Sat Dec 9th 08:00 AM -- 06:30 PM @ 104 A
Cognitively Informed Artificial Intelligence: Insights From Natural Intelligence
The goal of this workshop is to bring together cognitive scientists, neuroscientists, and AI researchers to discuss opportunities for improving machine learning by leveraging our scientific understanding of human perception and cognition. There is a history of making these connections: artificial neural networks were originally motivated by the massively parallel, deep architecture of the brain; considerations of biological plausibility have driven the development of learning procedures; and architectures for computer vision draw parallels to the connectivity and physiology of mammalian visual cortex.
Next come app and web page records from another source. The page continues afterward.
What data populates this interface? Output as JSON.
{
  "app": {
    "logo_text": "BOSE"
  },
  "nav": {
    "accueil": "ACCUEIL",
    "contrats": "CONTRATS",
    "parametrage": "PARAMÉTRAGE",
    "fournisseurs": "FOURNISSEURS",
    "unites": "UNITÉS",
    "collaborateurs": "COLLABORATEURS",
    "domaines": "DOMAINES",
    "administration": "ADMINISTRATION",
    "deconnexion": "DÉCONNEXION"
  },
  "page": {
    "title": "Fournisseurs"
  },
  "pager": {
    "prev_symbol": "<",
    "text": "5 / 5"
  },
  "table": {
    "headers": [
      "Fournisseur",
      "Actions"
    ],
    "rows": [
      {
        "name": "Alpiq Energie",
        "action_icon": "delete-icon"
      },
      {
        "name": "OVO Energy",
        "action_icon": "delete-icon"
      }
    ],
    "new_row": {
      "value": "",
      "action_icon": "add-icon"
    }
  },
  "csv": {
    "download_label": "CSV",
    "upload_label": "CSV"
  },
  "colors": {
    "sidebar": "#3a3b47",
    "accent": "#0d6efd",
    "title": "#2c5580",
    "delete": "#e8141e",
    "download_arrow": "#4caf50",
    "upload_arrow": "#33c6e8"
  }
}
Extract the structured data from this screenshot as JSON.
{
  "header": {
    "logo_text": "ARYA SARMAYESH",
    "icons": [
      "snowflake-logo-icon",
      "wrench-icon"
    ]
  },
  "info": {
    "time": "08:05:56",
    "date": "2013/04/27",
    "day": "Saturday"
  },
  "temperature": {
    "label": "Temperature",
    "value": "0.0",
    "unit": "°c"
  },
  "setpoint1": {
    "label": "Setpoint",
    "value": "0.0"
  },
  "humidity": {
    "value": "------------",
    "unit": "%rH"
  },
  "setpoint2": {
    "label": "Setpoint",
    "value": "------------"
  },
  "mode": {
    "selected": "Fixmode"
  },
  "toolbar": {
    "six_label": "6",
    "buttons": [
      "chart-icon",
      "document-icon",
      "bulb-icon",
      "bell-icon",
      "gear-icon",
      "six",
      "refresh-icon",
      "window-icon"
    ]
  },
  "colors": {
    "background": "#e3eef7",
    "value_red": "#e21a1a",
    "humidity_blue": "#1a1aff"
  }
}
However, beyond these celebrated examples, cognitive science and neuroscience has fallen short of its potential to influence the next generation of AI systems. Areas such as memory, attention, and development have rich theoretical and experimental histories, yet these concepts, as applied to AI systems so far, only bear a superficial resemblance to their biological counterparts.
The premise of this workshop is that there are valuable data and models from cognitive science that can inform the development of intelligent adaptive machines, and can endow learning architectures with the strength and flexibility of the human cognitive architecture. The structures and mechanisms of the mind and brain can provide the sort of strong inductive bias needed for machine-learning systems to attain human-like performance. We conjecture that this inductive bias will become more important as researchers move from domain-specific tasks such as object and speech recognition toward tackling general intelligence and the human-like ability to dynamically reconfigure cognition in service of changing goals. For ML researchers, the workshop will provide access to a wealth of data and concepts situated in the context of contemporary ML. For cognitive scientists, the workshop will suggest research questions that are of critical interest to ML researchers.
The workshop will focus on three interconnected topics of particular relevance to ML:
(1) Learning and development. Cognitive capabilities expressed early in a child’s development are likely to be crucial for bootstrapping adult learning and intelligence. Intuitive physics and intuitive psychology allow the developing organism to build an understanding of the world and of other agents. Additionally, children and adults often demonstrate “learning-to-learn,” where previous concepts and skills form a compositional basis for learning new concepts and skills.
(2) Memory. Human memory operates on multiple time scales, from memories that literally persist for the blink of an eye to those that persist for a lifetime. These different forms of memory serve different computational purposes. Although forgetting is typically thought of as a disadvantage, the ability to selectively forget/override irrelevant knowledge in nonstationary environments is highly desirable.
(3) Attention and Decision Making. These refer to relatively high-level cognitive functions that allow task demands to purposefully control an agent’s external environment and sensory data stream, dynamically reconfigure internal representation and architecture, and devise action plans that strategically trade off multiple, oft-conflicting behavioral objectives.
The long-term aims of this workshop are:
• to promote work that incorporates insights from human cognition to suggest novel and improved AI architectures;
• to facilitate the development of ML methods that can better predict human behavior; and
• to support the development of a field of ‘cognitive computing’ that is more than a marketing slogan一a field that improves on both natural and artificial cognition by synergistically advancing each and integrating their strengths in complementary manners.